Research Case Studies
Advancing Reliable Measurement in Alzheimer’s Disease and Cognitive Aging (ARMADA)
Developing interventions and treatments for neurodegenerative diseases such as Alzheimer’s disease (AD) depends upon uniform, psychometrically sound measures that capture early indicators of cognitive impairment as well as non-cognitive factors (sensory, motor, emotional) associated with cognitive aging. Funded by the National Institute on Aging, NIH, the ARMADA study (Advancing Reliable Measurement in Alzheimer's Disease and Cognitive Aging) seeks to validate and expand the use of the NIH Toolbox in individuals diagnosed with mild cognitive impairment (MCI) or early stages of dementia associated with AD. Additionally, the study will:
- Expand the upper end of the age range of the English and Spanish normative groups to include cognitively normal individuals aged 86+.
- Evaluate the addition of innovative instruments that could improve assessment of change over time and the distinction between age-related cognitive change, preclinical AD, and MCI.
- Facilitate use of the NIH Toolbox in patient populations and in aging research by ensuring it is a readily available resource with robust user support.
The study is being carried out by the National Alzheimer's Coordinating Center (NACC), and nine universities across the United States, including: Columbia University, Emory University, Massachusetts General Hospital, Mayo Clinic Jacksonville, Northwestern University, University of California in San Diego, University of Michigan, University of Pittsburgh and University of Wisconsin in Madison.
Learn more about the ARMADA study>>
Pediatric Imaging, Neurocognition, and Genetics (PING) study creates large data repository, includes NIH Toolbox® Cognition Battery (NTCB)
The NIH Toolbox Cognition Battery was administered to a representative sample of 1,493 children ranging in age from 3 to 20 years.
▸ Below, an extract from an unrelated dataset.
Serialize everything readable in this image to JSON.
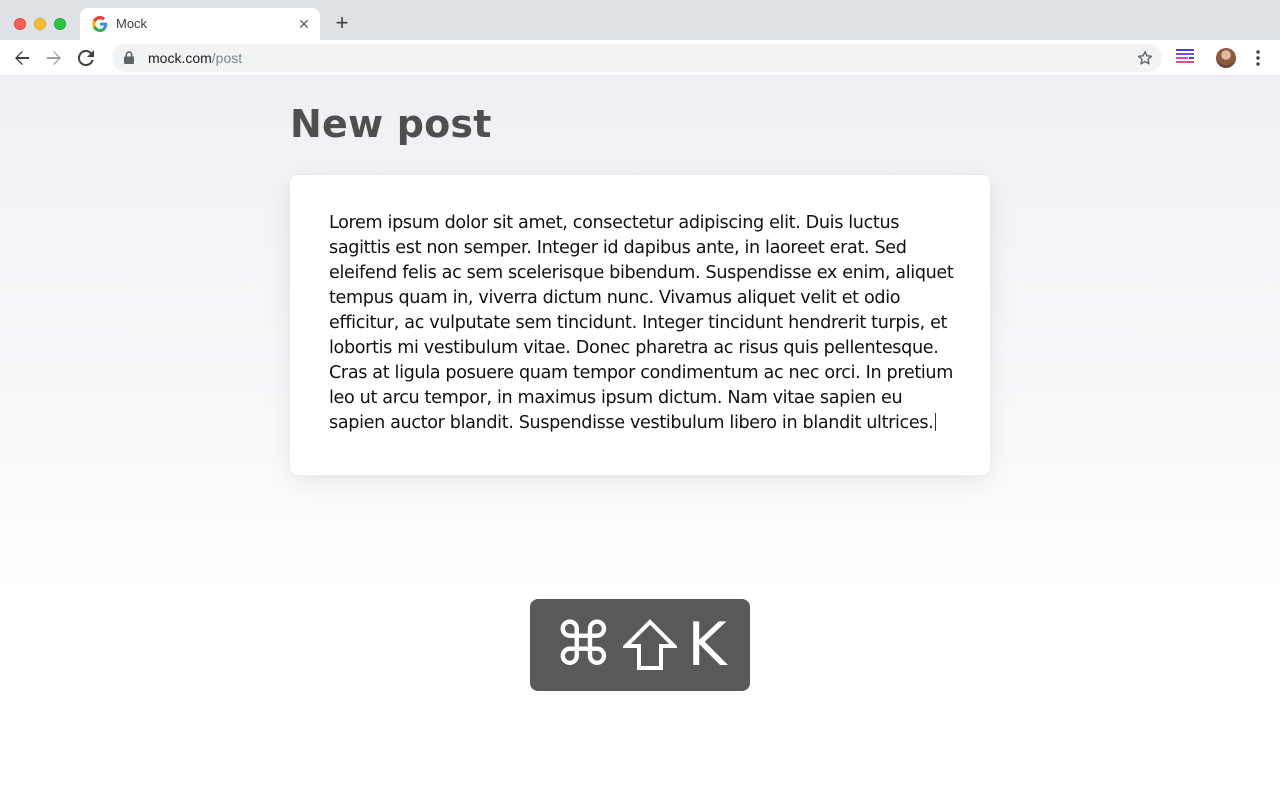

In addition to the NTCB data, standardized high-resolution structural and functional MRI brain images, comprehensive genomic profiles, neuropsychiatric medical histories, and social-emotional health and substance use assessment data collected using the PhenX Toolkit are also available for download. The dataset is available via the PING Data Resource portal along with the study’s methodology and information about the consortium.
A separate data exploration portal is also available to support collaborative analysis and visualization of the dataset.
Validation of the PROMIS®-29 in Persons Living with HIV
Rebecca Schnall and colleagues administered the PROMIS-29 to 1306 persons living with HIV. The PROMIS-29 showed high internal consistency reliability and detected differences in health-related quality of life in those persons who reported an AIDS diagnosis compared to those who did not report an AIDS diagnosis.
Environmental influences on Children’s Health Outcomes (ECHO)
The Environmental influences on Children’s Health Outcomes (ECHO) program is a longitudinal research endeavor supported by the NIH with a mission to enhance the health of children for generations to come. There are several PROMIS and NIH Toolbox updates underway as part of this effort including:
- Development of PROMIS parent proxy measures for children under 5 years of age for constructs such as global health and well-being, physical activity, depression, anxiety, and anger
- Development of Data Quality Indices through secondary data analysis of PROMIS and NIH Toolbox data, and subsequently development of a cognitive screener to be used a priori to assess self-report capacity
- Development of NIH Toolbox cognitive reasoning and executive functioning tasks for children 3 years of age and younger
- Creation of NIH Toolbox non-verbal reasoning task for current Toolbox age range
Symptoms and Function in People with Rheumatoid Arthritis
Clifton O. Bingham, III and colleagues used PROMIS measures to quantify the symptoms and function experienced by people with rheumatoid arthritis across levels of disease activity. PROMIS scores aided patient-provider communication. A series of short patient-targeted videos describes their research aims and findings. Learn more>>